Many of our CharlieCurls customers and followers ask us about natural hair care and ways to improve the health of their hair. Over time, we have learned a lot about the science behind hair health and ways to keep it at its best. Here we share our knowledge and ask for your input if you have any additional tips!
One of the questions we get a lot is: “How often should I really be washing my hair?”
This question and related follow-up are actually very current talking points amongst hair stylists and those in the hair care industry, because as you’ll read below, recommendations and hair products have really changed over recent times!
However, each person’s hair is unique, so your care regimen and routines should be individualized to you personally; to your preferences and to the current state of your hair health.
The oils that originate at the scalp should be spread through the strands to keep them moist and sealed.
“Back in the day” the claim was that you should brush your hair 100 strokes every night. This depends widely on hair type, brush and bristle type, how recently you have washed your hair, and things as diverse as weather conditions, air quality and altitude. But the idea behind the claim is to get your hair’s natural oils spread throughout the hair’s length.
We suggest wooden combs and brushes or natural boar bristles in a paddle style brush to help spread the oils throughout and help with texture. The very best is a combo: boar bristles + wooden bristles in the same brush to easily get through depth of hair with wood while spreading nutrients with the soft boar bristles.
[Realted Article: Wood Comb Benefits: 9 Reasons Wood Over Plastic Is Healthier]
I’d like to start with an anti-shampoo recommendation: Conditioning Cleansers.
Most shampoos contain detergents which are the cleansing and foaming part of shampoo. But detergent strips the natural oils that you do not want stripped. That is the reason for conditioners following your shampoo, to replace the moisture and oils that were stripped along with the dirt.
Chemists have begun to understand how to extract dirt from the hair without disturbing most of the oils. And while we think we don’t want oily hair, really we don’t want the dirt that clings to the oils. We want to keep the oil sealant, removing the environmental “dirts” that have accumulated.

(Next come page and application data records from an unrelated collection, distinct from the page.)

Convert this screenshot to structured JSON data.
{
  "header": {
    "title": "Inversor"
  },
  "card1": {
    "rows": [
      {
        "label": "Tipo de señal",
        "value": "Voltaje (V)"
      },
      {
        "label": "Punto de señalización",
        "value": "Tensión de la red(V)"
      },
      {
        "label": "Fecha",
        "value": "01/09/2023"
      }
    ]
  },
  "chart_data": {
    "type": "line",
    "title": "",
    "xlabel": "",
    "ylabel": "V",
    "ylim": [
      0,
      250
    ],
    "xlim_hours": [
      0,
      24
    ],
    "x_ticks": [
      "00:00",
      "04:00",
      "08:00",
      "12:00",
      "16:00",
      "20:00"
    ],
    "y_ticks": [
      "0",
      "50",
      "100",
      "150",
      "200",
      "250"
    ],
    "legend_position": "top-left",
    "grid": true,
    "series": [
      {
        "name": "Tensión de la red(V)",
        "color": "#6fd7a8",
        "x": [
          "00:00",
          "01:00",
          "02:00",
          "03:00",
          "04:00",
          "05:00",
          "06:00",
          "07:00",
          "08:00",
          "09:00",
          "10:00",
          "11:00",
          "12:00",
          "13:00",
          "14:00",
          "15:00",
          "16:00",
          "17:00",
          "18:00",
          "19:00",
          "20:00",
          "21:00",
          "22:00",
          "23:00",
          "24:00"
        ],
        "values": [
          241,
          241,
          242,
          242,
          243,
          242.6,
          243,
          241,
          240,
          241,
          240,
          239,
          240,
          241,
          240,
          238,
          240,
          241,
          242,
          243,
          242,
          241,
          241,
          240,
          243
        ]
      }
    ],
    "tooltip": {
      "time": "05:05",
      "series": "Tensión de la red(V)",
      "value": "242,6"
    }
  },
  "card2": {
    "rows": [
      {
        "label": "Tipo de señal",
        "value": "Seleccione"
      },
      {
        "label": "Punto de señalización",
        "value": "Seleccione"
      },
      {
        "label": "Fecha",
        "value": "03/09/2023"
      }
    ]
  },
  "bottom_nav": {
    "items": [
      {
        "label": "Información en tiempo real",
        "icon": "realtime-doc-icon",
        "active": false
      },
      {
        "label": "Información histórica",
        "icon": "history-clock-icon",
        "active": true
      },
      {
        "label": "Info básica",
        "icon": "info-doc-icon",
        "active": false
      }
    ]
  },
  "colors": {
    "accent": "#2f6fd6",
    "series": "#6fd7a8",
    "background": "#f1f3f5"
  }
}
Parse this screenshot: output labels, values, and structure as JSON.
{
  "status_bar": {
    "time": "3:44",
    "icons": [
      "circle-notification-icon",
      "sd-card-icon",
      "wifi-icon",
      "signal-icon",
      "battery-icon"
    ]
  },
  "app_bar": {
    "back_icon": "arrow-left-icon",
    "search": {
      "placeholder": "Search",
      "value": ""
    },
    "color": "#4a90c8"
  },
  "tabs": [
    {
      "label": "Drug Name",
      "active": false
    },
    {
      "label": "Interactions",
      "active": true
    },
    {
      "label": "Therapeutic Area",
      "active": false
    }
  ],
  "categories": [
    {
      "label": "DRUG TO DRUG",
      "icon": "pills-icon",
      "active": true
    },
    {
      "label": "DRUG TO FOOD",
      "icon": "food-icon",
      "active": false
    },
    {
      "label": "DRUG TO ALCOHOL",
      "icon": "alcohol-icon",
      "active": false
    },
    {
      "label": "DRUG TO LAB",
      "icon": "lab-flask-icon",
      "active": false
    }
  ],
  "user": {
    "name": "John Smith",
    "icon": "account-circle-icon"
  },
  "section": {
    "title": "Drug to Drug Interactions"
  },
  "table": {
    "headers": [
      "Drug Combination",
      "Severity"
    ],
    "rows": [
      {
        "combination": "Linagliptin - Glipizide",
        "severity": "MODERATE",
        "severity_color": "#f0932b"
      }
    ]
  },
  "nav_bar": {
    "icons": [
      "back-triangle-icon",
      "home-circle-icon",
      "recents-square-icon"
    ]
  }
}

These products do not create SUDS like conventional shampoos. So they are harder to get used to and in our experimentation right now, we are finding that we are using too much, to compensate for the change in routine. But boy, does our hair feel softer after using one of these products over traditional shampoo. Google: “non detergent shampoos” for various brands. We will review many of these products in the coming year. Some choices are by New Wash, Shea Moisture, Matrix, L’Oréal, Pantene, Kérastase, Shu Uemura, Carol’s Daughter, Not Your Mother’s, R&Co, and Purely Perfect.
Most conditioning cleansers also contain a light amount of essential oil, so they condition as well as seal.
Massage cleansers or shampoos or conditioners into the scalp gently! Massage is great for stimulating blood flow and for loosening dirt, sweat and excess oil from the scalp area. BUT:
Use a leave in natural conditioner, anti-static or anti-frizz spritz or our favorite: a bit of argon, jojoba or coconut oil when hair is almost dry.
The “anti-shampoo” and “no poo” methods are becoming more popular as people embrace the oils that their hair naturally produces to try and maintain optimal moisture and lustre, and steer clear of having frizz issues (more on how to combat frizz coming soon from us). Some women are even washing with just water and conditioner, skipping shampoo altogether! (We suggest reading up on this before trying: Lucy AitkenRead or Ashlee Mayer are both great resources for more.)
The bottom line is to experiment and see what works best for you! Giving your hair extra loving through deep conditioning treatments, taking a gentler approach to drying and skipping the heat as much as possible when you style can really help to restore your hair’s natural health. And if you have not already done so, you might switch up the kind of products you’ve been using for more natural ones, like those that omit sulphates and other oil-stripping detergents. For more ideas, DIY recipes and brush examples, we have been adding to and compiling a collection of pins in one of our Pinterest boards called Hair Care—check it out!
Here’s to healthier hair!